Above all, Whitaker believes that ordinary people can and must come together to change the world. In his own words, “Even a seemingly small action can cause ripples that make an enormous impact.”
Kurt Schock is Associate Professor in the Department of Sociology and Anthropology and Director of the International Institute for Peace at Rutgers University, Newark.
He has numerous publications on nonviolent resistance, social movements and violent political conflict including articles in Journal of Conflict Resolution, Journal of Peace Research, Mobilization, and Annual Review of Sociology. He is the editor of Civil Resistance: Comparative Perspectives on Nonviolent Struggle (University of Minnesota Press, 2015), and the author of Civil Resistance Today (Polity, 2015), which was published in Turkish as Sivil Direnişin Bugünü (Amara Yayıncılık, Istanbul, Turkey, 2017), and Unarmed Insurrections: People Power Movements in Nondemocracies (University of Minnesota Press, 2005). Unarmed Insurrections was awarded Best Book of the Year by the Comparative Democratization section of the American Political Science Association and published in Spanish as Insurrecciones No Armadas: Poder Popular en Regimenes No Democráticos (Editorial Universidad del Rosario, Bogotá, Colombia, 2008).

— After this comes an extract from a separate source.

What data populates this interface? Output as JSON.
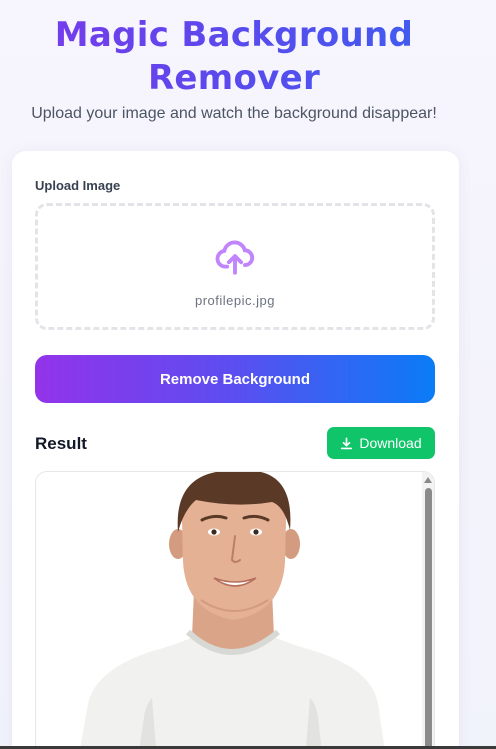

His research aims to understand the logic and dynamics of nonviolent struggle as well as the consequences of violent and nonviolent strategies of resistance. He has examined the role of unarmed resistance in challenging the direct violence of authoritarian regimes as well as in challenging the structural violence of inequalities in the distribution of land. He is currently examining constellations of resistance to land enclosures in various world-historical eras.
He received his PhD in Sociology from the Ohio State University, was a visiting scholar at the Weatherhead Center for International Affairs at Harvard University in 1998-99, a visiting scholar at the University of Queensland, Australia in 2007, and convener of the Nonviolence Commission, International Peace Research Association from 2008 to 2014.
In addition to directing the International Institute for Peace, he directs the interdisciplinary Minor in Peace & Conflict Studies, serves as adviser to the International Center on Nonviolent Conflict, and serves as member of the editorial board of the Journal of Resistance Studies.
At Rutgers University, Newark he teaches undergraduate and graduate courses on Civil Resistance, Political Sociology, Social Movements, and Social Research.